● **WORK ITEM**
The answer must consist of each line below that holds the word "define", copied as it stands.

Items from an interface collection
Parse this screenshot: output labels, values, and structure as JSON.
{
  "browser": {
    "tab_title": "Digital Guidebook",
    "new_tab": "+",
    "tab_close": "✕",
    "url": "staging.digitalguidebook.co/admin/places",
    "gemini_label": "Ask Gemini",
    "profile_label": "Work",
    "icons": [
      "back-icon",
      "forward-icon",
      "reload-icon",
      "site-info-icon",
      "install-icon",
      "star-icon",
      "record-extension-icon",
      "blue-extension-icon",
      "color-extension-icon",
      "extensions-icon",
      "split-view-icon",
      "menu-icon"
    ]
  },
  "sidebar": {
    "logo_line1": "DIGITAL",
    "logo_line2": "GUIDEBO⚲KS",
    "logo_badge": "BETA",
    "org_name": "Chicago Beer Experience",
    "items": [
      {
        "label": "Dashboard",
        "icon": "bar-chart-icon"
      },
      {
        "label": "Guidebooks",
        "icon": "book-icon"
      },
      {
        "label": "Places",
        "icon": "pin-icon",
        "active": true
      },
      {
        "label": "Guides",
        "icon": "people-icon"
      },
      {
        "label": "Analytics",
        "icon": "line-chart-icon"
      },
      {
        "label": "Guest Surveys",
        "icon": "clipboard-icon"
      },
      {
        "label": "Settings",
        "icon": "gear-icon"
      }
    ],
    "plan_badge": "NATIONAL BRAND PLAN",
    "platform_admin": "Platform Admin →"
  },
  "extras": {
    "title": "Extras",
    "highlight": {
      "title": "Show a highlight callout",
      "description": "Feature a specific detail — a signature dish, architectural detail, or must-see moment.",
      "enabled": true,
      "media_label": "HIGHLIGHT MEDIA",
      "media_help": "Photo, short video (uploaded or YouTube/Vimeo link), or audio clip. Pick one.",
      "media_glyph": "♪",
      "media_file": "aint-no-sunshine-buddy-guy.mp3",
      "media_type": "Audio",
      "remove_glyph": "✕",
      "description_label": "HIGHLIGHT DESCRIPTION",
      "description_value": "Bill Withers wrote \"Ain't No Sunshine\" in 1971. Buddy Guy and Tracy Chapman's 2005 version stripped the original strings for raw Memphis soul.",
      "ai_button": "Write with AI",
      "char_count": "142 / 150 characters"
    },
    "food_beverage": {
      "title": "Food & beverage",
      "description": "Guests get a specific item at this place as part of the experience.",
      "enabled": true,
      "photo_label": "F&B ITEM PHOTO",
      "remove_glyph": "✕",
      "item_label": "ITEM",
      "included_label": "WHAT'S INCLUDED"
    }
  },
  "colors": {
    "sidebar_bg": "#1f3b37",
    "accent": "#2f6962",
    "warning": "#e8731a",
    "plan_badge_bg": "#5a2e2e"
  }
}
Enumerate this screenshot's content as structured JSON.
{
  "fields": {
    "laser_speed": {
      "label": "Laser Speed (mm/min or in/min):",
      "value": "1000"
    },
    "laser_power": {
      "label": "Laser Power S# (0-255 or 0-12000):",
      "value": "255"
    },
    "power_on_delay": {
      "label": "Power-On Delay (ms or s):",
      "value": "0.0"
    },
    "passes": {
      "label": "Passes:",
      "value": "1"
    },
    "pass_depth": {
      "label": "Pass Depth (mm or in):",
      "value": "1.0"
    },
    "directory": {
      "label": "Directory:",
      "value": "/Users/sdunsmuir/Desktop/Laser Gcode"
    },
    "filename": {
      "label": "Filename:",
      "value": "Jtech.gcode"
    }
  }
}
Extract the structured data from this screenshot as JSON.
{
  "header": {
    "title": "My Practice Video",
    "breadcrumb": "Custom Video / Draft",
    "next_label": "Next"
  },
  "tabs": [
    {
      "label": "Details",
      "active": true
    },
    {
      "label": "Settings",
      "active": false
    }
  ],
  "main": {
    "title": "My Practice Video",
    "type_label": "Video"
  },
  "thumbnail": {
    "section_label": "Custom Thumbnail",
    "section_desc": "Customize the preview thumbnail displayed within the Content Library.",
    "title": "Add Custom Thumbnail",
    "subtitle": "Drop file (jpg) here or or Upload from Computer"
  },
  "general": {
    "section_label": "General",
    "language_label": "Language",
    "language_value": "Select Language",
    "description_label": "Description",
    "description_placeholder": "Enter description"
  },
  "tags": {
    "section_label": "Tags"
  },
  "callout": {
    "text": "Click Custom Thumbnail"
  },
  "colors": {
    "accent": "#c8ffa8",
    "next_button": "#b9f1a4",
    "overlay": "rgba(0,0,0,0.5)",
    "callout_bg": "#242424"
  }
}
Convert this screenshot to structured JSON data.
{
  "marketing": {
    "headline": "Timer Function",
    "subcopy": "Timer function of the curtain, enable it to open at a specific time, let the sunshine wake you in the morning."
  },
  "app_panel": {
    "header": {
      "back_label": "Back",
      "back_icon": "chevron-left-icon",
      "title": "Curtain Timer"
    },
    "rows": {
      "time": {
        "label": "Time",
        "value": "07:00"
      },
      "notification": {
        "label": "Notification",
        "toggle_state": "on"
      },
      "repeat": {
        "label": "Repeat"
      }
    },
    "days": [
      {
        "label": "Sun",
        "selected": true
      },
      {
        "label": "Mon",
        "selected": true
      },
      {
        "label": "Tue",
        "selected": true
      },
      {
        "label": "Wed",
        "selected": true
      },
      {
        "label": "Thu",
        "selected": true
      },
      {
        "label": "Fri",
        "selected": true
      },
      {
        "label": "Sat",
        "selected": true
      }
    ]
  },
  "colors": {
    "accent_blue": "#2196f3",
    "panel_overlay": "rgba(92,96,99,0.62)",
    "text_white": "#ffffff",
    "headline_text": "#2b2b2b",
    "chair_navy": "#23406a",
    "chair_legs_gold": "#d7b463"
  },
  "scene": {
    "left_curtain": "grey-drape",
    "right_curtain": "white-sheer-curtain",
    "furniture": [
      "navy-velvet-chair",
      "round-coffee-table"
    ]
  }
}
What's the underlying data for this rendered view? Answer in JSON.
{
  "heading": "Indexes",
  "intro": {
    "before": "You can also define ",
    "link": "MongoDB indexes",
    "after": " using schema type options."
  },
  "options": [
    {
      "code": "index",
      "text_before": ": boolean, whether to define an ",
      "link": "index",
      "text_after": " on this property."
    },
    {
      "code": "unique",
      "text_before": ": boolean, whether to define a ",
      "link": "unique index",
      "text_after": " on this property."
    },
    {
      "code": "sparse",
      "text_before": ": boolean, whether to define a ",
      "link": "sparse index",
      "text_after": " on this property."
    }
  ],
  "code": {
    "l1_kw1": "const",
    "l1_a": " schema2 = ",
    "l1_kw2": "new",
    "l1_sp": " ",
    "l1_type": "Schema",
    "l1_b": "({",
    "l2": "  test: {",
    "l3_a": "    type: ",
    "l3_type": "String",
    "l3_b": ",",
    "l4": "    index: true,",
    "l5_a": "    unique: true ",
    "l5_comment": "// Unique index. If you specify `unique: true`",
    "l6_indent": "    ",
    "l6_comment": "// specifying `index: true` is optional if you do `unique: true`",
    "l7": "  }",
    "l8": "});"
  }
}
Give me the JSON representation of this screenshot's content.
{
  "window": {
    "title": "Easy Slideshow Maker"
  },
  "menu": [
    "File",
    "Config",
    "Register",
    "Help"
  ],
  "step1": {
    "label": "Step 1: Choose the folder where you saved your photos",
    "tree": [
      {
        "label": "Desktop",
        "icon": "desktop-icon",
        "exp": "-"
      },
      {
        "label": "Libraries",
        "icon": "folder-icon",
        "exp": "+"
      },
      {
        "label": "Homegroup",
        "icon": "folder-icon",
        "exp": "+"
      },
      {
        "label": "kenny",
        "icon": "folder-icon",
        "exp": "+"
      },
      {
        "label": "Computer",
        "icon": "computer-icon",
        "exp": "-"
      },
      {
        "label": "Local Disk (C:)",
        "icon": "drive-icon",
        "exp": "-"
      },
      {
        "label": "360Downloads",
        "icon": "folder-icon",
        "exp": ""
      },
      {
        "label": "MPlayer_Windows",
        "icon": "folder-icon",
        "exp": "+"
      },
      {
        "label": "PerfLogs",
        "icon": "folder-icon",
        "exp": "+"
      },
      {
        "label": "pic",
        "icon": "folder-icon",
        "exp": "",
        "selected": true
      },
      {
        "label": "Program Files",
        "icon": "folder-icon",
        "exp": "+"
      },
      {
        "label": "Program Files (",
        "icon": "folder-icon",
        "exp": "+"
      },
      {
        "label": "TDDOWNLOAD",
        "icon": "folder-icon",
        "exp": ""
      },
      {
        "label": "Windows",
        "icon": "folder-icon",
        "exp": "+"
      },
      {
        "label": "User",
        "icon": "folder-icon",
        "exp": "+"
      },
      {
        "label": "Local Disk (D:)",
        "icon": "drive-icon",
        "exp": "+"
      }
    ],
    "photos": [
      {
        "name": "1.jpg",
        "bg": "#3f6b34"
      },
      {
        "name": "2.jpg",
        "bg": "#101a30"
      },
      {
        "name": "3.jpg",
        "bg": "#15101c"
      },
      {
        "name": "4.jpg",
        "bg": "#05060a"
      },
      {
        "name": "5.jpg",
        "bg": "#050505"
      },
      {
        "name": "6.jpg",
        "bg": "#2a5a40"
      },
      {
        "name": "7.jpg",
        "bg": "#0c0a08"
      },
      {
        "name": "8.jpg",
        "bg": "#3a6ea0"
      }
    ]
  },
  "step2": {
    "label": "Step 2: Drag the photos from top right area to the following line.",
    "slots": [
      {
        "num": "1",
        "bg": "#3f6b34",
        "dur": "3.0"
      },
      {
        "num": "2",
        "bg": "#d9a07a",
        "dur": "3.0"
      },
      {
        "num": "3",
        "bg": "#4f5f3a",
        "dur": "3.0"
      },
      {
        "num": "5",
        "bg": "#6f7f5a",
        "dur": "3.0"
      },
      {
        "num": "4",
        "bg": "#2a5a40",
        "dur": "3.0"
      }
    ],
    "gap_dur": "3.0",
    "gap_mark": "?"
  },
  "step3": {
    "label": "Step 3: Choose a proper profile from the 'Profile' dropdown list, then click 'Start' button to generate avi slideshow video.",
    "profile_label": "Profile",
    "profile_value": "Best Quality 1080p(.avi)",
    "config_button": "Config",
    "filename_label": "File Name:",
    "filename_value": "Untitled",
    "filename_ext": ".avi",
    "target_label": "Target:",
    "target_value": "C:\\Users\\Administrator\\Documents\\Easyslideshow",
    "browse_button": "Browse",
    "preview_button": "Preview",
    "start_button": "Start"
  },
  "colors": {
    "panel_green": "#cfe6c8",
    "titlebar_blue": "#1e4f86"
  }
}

● **TASK RESULT**
    "before": "You can also define ",
      "text_before": ": boolean, whether to define an ",
      "text_before": ": boolean, whether to define a ",
      "text_before": ": boolean, whether to define a ",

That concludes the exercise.